Day Seven: Indulge
Here is where Dr. Freedhoff's pragmatism takes off.  He has learned over the years that food indulgences are a normal part of life and to ban them sets people up for feelings of failure and loss of control.  Like the author, I am not a fan of saying any food should never cross your lips.  It's what you do most of the time that counts and incorporating indulgences in the normal course of life is, well, normal.

 Day Eight: Eat Out
See Day Seven.  Ok, there are strategies offered in this chapter to help the reader avoid overeating and how to make choices that are healthier without leaving you feeling deprived.
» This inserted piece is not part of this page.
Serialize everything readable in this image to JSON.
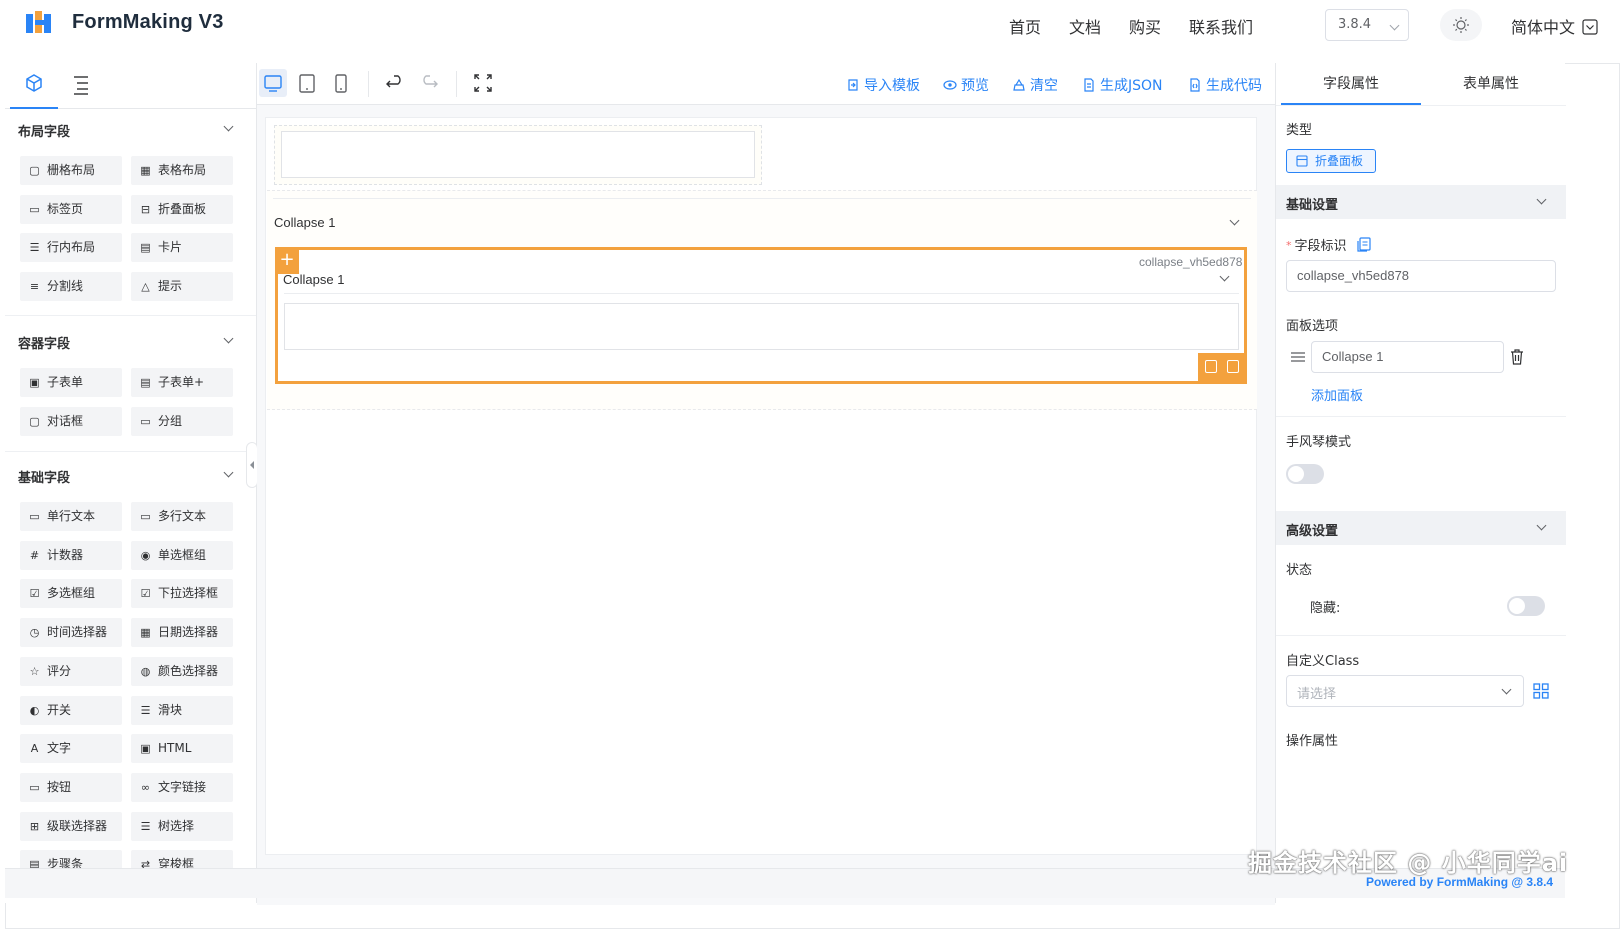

Day Nine: Set Goals
I've never been a big setter of goals.  Maybe that's a problem that I should work on.  I did find this chapter thoughtful and filled with some good tips on learning to set realistic goals.

Day Ten: Troubleshoot and Move Forward
Again, more thinking and reworking what is realistic for you and the lifestyle you want and can live with.

The final chapters of the book, Reset Any Diet, Live, Eat, Move, Think, Weigh, Heal, and Parent, delve deeper into the 10-day strategies and offer case studies based on patients Dr. Freedhoff has worked with over the years.

Ultimately, I really, really liked this book.  Not only will I be applying these strategies with some of my cancer patients, many who have a history of dysfunctional dieting now fueled on by fear of recurrence of their disease, but I will be experimenting on myself, as well.

Most of us with Meniere's have found that the disease has had an impact on how, or even if, we exercise, what we eat, and how we feel about certain foods.  While for most of us, dietary triggers are hit and miss, it certainly can't hurt to eat better and not use food as a comfort or to fear food unnecessarily.  I think this book offers some very easy, clear guidelines for just about anyone wanting to get away from strict diets and learn to enjoy food again in a way that promotes good health - whatever that might mean to you.

1 comment:

  1. Hi, Im glad you are taking it easy and hope you are up and running normally soon. I agree on the exercise thing. As a gym rat who also did personal training I see too much focus on exercise as the way to lose weight. TV ads are really guilty of this.